■ **WHAT IS NEEDED**
All that is wanted is an exact copy of the lines below, starting at the one that contains "Read all visible content and emit it as JSON." and running to the end.

RECORDS FOR THE EXERCISE below:

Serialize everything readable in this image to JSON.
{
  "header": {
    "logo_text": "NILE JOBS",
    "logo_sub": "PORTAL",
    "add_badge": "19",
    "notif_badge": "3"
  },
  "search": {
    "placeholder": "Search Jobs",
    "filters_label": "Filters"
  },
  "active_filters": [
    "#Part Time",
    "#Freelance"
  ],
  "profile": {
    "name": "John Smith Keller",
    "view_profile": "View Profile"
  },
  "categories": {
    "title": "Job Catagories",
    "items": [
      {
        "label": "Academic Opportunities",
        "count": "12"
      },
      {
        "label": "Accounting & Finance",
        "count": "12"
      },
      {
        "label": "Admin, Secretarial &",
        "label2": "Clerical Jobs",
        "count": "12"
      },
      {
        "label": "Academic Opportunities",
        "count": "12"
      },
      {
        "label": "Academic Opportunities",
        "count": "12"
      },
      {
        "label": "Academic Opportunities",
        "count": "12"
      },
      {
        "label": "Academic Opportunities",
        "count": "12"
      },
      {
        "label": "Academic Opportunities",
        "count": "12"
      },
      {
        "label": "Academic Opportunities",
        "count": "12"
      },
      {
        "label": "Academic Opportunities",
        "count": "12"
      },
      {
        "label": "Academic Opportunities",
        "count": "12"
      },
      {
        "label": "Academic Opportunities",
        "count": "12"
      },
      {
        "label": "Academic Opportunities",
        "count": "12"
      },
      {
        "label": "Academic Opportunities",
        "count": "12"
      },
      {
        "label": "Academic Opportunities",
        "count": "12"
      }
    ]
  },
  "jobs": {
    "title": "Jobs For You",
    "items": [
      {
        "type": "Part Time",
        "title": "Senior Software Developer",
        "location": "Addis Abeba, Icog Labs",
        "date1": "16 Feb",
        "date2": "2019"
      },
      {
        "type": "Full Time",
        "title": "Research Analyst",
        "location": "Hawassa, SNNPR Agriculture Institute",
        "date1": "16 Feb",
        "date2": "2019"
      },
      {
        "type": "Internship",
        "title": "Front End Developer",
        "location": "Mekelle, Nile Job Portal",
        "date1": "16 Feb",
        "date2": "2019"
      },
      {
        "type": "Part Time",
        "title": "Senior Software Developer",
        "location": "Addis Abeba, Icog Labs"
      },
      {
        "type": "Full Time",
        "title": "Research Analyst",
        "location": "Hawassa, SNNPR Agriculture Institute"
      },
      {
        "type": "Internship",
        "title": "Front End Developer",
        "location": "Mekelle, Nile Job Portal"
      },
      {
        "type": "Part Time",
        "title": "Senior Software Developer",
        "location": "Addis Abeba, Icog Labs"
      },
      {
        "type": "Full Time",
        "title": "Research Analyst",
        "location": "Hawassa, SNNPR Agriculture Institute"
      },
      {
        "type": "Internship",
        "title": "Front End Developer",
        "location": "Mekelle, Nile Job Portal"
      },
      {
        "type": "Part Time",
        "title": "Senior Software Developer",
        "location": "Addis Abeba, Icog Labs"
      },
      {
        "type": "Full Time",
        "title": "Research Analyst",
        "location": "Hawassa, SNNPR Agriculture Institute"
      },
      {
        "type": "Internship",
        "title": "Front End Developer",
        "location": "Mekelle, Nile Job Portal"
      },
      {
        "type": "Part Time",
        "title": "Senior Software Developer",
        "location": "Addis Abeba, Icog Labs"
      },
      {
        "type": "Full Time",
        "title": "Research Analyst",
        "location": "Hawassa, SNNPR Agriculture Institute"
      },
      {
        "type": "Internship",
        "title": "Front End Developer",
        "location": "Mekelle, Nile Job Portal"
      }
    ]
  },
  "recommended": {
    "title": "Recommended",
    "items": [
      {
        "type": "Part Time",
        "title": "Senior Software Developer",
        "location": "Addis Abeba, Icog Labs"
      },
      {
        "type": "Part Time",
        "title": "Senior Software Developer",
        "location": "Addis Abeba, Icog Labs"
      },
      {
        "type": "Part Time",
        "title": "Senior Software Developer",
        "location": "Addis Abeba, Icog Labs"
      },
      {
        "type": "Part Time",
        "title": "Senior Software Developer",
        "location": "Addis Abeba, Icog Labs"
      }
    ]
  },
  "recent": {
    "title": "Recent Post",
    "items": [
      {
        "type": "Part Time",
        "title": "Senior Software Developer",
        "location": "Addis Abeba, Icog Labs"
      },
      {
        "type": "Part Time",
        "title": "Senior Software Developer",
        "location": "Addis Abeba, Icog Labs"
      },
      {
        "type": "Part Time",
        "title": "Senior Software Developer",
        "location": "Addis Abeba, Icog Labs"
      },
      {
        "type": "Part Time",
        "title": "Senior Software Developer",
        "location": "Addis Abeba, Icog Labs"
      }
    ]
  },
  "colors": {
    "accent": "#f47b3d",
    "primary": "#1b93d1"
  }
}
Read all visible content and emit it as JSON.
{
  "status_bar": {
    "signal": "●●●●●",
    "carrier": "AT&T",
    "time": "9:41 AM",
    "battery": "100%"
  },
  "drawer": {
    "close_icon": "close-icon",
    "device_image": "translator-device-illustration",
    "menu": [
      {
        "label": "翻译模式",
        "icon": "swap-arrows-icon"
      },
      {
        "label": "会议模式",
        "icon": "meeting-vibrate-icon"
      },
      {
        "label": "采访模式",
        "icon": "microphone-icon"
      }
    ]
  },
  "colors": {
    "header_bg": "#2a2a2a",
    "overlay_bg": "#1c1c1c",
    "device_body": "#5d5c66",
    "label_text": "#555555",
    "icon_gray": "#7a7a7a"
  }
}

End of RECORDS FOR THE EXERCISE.

■ **PROBLEM SOLUTION**
Read all visible content and emit it as JSON.
{
  "status_bar": {
    "signal": "●●●●●",
    "carrier": "AT&T",
    "time": "9:41 AM",
    "battery": "100%"
  },
  "drawer": {
    "close_icon": "close-icon",
    "device_image": "translator-device-illustration",
    "menu": [
      {
        "label": "翻译模式",
        "icon": "swap-arrows-icon"
      },
      {
        "label": "会议模式",
        "icon": "meeting-vibrate-icon"
      },
      {
        "label": "采访模式",
        "icon": "microphone-icon"
      }
    ]
  },
  "colors": {
    "header_bg": "#2a2a2a",
    "overlay_bg": "#1c1c1c",
    "device_body": "#5d5c66",
    "label_text": "#555555",
    "icon_gray": "#7a7a7a"
  }
}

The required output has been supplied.